(App and web page records)
+-------+

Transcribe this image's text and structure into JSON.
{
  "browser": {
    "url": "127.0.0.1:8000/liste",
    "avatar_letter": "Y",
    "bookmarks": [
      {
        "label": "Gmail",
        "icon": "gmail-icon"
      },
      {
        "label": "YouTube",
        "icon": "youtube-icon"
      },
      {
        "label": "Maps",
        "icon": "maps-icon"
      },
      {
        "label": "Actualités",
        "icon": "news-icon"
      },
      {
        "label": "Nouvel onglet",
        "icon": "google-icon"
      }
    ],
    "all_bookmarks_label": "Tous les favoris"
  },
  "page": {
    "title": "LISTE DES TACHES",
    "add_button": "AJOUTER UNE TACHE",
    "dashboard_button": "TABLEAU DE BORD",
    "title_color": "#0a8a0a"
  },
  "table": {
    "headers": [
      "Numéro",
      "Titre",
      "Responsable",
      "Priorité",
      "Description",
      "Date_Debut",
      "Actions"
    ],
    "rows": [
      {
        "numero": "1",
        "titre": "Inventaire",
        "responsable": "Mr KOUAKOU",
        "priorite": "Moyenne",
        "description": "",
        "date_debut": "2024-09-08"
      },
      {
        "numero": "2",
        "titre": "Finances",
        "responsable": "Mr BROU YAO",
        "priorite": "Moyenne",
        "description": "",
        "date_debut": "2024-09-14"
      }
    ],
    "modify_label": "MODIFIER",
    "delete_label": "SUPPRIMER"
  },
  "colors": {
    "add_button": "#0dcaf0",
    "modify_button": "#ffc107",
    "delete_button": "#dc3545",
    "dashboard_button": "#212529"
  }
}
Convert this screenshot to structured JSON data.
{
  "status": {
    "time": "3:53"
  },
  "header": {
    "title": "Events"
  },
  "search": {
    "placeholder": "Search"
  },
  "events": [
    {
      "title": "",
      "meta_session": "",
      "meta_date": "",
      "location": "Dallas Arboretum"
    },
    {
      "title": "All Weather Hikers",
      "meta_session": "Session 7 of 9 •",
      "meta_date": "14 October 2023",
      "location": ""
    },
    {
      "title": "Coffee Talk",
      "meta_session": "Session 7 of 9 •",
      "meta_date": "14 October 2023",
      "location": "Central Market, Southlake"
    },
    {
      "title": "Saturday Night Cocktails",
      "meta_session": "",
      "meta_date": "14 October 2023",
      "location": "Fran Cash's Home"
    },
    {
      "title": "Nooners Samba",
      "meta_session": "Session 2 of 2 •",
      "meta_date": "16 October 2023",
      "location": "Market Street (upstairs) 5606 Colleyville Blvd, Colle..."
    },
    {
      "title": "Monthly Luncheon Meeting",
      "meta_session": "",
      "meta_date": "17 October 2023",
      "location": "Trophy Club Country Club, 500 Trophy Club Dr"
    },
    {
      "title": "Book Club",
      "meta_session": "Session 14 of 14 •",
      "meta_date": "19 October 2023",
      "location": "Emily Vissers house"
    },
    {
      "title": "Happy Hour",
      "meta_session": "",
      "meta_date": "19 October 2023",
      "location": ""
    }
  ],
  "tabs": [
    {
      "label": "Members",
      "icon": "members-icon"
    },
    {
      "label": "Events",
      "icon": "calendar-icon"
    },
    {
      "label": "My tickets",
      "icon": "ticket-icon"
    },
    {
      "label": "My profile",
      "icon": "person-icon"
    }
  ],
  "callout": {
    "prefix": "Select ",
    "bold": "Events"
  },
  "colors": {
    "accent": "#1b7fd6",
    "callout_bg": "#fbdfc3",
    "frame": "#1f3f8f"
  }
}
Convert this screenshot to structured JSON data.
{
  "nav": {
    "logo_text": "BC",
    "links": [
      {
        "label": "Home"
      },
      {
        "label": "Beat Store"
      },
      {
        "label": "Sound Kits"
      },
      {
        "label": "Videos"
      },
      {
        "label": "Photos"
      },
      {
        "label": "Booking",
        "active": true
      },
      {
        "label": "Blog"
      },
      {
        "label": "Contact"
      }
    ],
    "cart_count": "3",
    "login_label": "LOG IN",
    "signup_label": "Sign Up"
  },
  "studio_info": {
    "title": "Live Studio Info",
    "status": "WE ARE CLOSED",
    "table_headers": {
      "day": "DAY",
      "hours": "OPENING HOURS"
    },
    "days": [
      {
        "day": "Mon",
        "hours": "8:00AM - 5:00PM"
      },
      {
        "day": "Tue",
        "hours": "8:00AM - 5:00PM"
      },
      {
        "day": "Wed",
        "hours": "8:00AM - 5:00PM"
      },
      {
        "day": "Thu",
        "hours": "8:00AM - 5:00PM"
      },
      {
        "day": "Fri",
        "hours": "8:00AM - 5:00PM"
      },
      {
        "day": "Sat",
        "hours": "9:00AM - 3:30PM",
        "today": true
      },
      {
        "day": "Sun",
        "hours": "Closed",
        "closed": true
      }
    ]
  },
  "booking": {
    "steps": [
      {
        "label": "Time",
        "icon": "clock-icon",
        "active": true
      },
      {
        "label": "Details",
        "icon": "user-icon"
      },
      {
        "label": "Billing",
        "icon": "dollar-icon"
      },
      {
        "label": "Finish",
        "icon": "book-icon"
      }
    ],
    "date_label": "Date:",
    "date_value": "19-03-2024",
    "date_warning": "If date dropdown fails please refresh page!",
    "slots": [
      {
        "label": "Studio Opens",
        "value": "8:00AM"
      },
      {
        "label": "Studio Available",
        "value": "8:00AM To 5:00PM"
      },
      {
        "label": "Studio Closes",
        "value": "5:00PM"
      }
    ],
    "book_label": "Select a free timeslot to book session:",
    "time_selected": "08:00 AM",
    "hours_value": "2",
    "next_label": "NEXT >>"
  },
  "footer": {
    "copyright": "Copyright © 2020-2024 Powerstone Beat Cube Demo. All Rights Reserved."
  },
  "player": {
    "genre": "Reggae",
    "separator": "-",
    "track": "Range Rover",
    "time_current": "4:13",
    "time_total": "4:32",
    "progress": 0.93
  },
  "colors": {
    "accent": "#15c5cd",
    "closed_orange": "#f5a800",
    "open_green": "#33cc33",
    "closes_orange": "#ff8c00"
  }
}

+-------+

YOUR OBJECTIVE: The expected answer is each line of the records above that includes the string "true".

RESULT:
        "active": true
        "today": true
        "closed": true
        "active": true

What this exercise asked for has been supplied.